A comparative study of an unsupervised word sense disambiguation approach

Wei Xiong, Min Song, Lori Watrous deDeversterre

Research output: Chapter in Book/Report/Conference proceedingChapter

Abstract

Word sense disambiguation is the problem of selecting a sense for a word from a set of predefined possibilities. This is a significant problem in the biomedical domain where a single word may be used to describe a gene, protein, or abbreviation. In this paper, we evaluate SENSATIONAL, a novel unsupervised WSD technique, in comparison with two popular learning algorithms: support vector machines (SVM) and K-means.
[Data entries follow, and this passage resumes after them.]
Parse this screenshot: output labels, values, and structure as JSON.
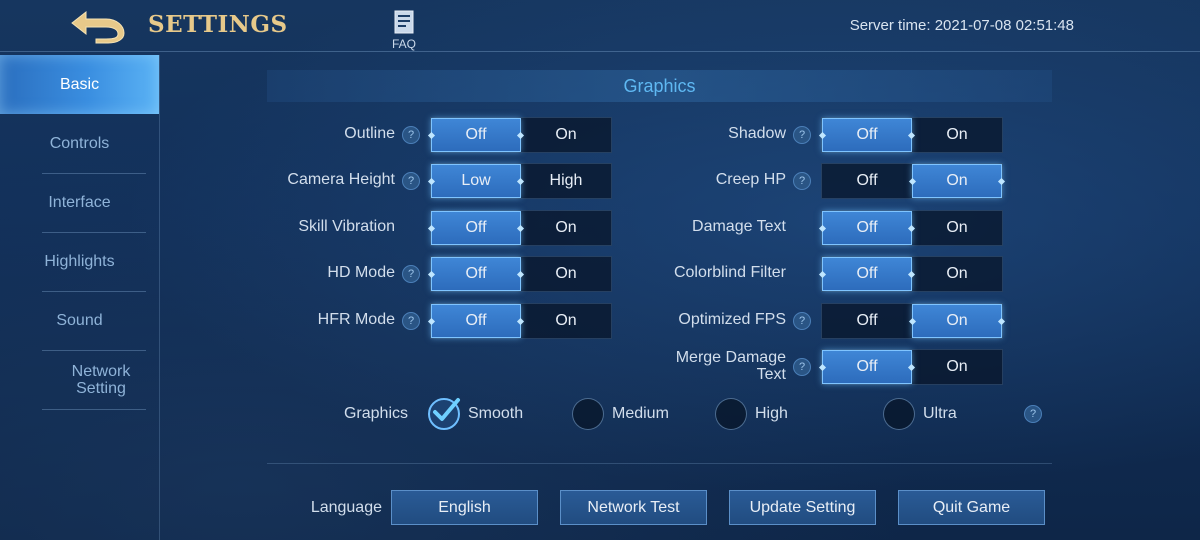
{
  "header": {
    "title": "SETTINGS",
    "faq_label": "FAQ",
    "server_time": "Server time: 2021-07-08 02:51:48"
  },
  "sidebar": {
    "items": [
      {
        "label": "Basic",
        "active": true
      },
      {
        "label": "Controls"
      },
      {
        "label": "Interface"
      },
      {
        "label": "Highlights"
      },
      {
        "label": "Sound"
      },
      {
        "label": "Network Setting"
      }
    ]
  },
  "section": {
    "title": "Graphics"
  },
  "settings_left": [
    {
      "label": "Outline",
      "help": true,
      "options": [
        "Off",
        "On"
      ],
      "selected": "Off"
    },
    {
      "label": "Camera Height",
      "help": true,
      "options": [
        "Low",
        "High"
      ],
      "selected": "Low"
    },
    {
      "label": "Skill Vibration",
      "help": false,
      "options": [
        "Off",
        "On"
      ],
      "selected": "Off"
    },
    {
      "label": "HD Mode",
      "help": true,
      "options": [
        "Off",
        "On"
      ],
      "selected": "Off"
    },
    {
      "label": "HFR Mode",
      "help": true,
      "options": [
        "Off",
        "On"
      ],
      "selected": "Off"
    }
  ],
  "settings_right": [
    {
      "label": "Shadow",
      "help": true,
      "options": [
        "Off",
        "On"
      ],
      "selected": "Off"
    },
    {
      "label": "Creep HP",
      "help": true,
      "options": [
        "Off",
        "On"
      ],
      "selected": "On"
    },
    {
      "label": "Damage Text",
      "help": false,
      "options": [
        "Off",
        "On"
      ],
      "selected": "Off"
    },
    {
      "label": "Colorblind Filter",
      "help": false,
      "options": [
        "Off",
        "On"
      ],
      "selected": "Off"
    },
    {
      "label": "Optimized FPS",
      "help": true,
      "options": [
        "Off",
        "On"
      ],
      "selected": "On"
    },
    {
      "label": "Merge Damage Text",
      "help": true,
      "options": [
        "Off",
        "On"
      ],
      "selected": "Off"
    }
  ],
  "graphics_quality": {
    "label": "Graphics",
    "options": [
      "Smooth",
      "Medium",
      "High",
      "Ultra"
    ],
    "selected": "Smooth",
    "help_glyph": "?"
  },
  "footer": {
    "language_label": "Language",
    "language_value": "English",
    "network_test": "Network Test",
    "update_setting": "Update Setting",
    "quit_game": "Quit Game"
  },
  "colors": {
    "accent": "#3f86d6",
    "title_gold": "#e7c98a",
    "section_blue": "#5fb8f2"
  },
  "icons": {
    "back": "back-arrow-icon",
    "faq": "document-icon",
    "help": "question-icon",
    "check": "checkmark-icon"
  }
}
Based on the accuracy measure, our results show that SENSATIONAL outperforms SVM and K-means by 2% and 17%, respectively. In addition, we develop a polysemy-based search engine and an experimental visualization application that utilizes SENSATIONAL's clustering technique.
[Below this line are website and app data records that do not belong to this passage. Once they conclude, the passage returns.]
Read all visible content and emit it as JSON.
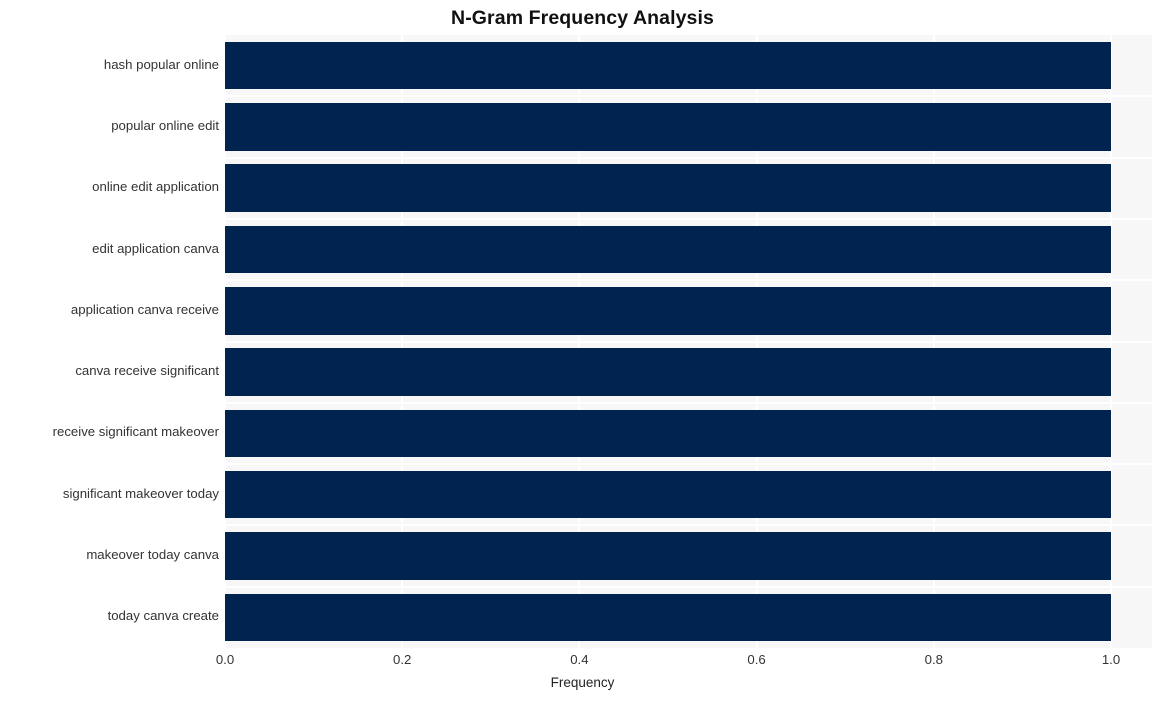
{
  "chart_data": {
    "type": "bar",
    "orientation": "horizontal",
    "title": "N-Gram Frequency Analysis",
    "xlabel": "Frequency",
    "ylabel": "",
    "xlim": [
      0.0,
      1.0
    ],
    "xticks": [
      "0.0",
      "0.2",
      "0.4",
      "0.6",
      "0.8",
      "1.0"
    ],
    "xtick_values": [
      0.0,
      0.2,
      0.4,
      0.6,
      0.8,
      1.0
    ],
    "grid": true,
    "legend": null,
    "bar_color": "#002350",
    "plot_background": "#f7f7f7",
    "figure_background": "#ffffff",
    "categories": [
      "hash popular online",
      "popular online edit",
      "online edit application",
      "edit application canva",
      "application canva receive",
      "canva receive significant",
      "receive significant makeover",
      "significant makeover today",
      "makeover today canva",
      "today canva create"
    ],
    "values": [
      1.0,
      1.0,
      1.0,
      1.0,
      1.0,
      1.0,
      1.0,
      1.0,
      1.0,
      1.0
    ]
  }
}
Original languageEnglish
Title of host publicationApplied Natural Language Processing
Subtitle of host publicationIdentification, Investigation and Resolution
PublisherIGI Global
Pages412-422
Number of pages11
ISBN (Print)9781609607418
DOIs
Publication statusPublished - 2011 Dec 1

    Fingerprint
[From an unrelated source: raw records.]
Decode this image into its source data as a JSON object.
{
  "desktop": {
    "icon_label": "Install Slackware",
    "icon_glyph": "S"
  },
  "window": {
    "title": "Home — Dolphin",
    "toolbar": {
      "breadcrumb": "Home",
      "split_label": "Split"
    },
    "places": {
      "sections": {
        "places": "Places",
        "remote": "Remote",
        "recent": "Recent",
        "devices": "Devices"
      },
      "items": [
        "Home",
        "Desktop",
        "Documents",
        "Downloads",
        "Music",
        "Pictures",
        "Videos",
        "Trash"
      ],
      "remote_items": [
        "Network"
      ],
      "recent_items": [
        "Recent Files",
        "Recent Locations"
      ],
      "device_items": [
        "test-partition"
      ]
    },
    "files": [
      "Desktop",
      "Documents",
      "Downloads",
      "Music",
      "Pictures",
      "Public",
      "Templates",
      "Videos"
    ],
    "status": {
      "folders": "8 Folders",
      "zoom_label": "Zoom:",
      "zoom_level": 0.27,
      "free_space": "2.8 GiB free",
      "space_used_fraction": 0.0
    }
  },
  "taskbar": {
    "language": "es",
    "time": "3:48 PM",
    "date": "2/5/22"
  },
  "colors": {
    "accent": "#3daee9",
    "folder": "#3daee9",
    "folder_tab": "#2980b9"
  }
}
All Science Journal Classification (ASJC) codes

  • Computer Science(all)

Cite this

Xiong, W., Song, M., & deDeversterre, L. W. (2011). A comparative study of an unsupervised word sense disambiguation approach. In Applied Natural Language Processing: Identification, Investigation and Resolution (pp. 412-422). IGI Global. https://doi.org/10.4018/978-1-60960-741-8.ch024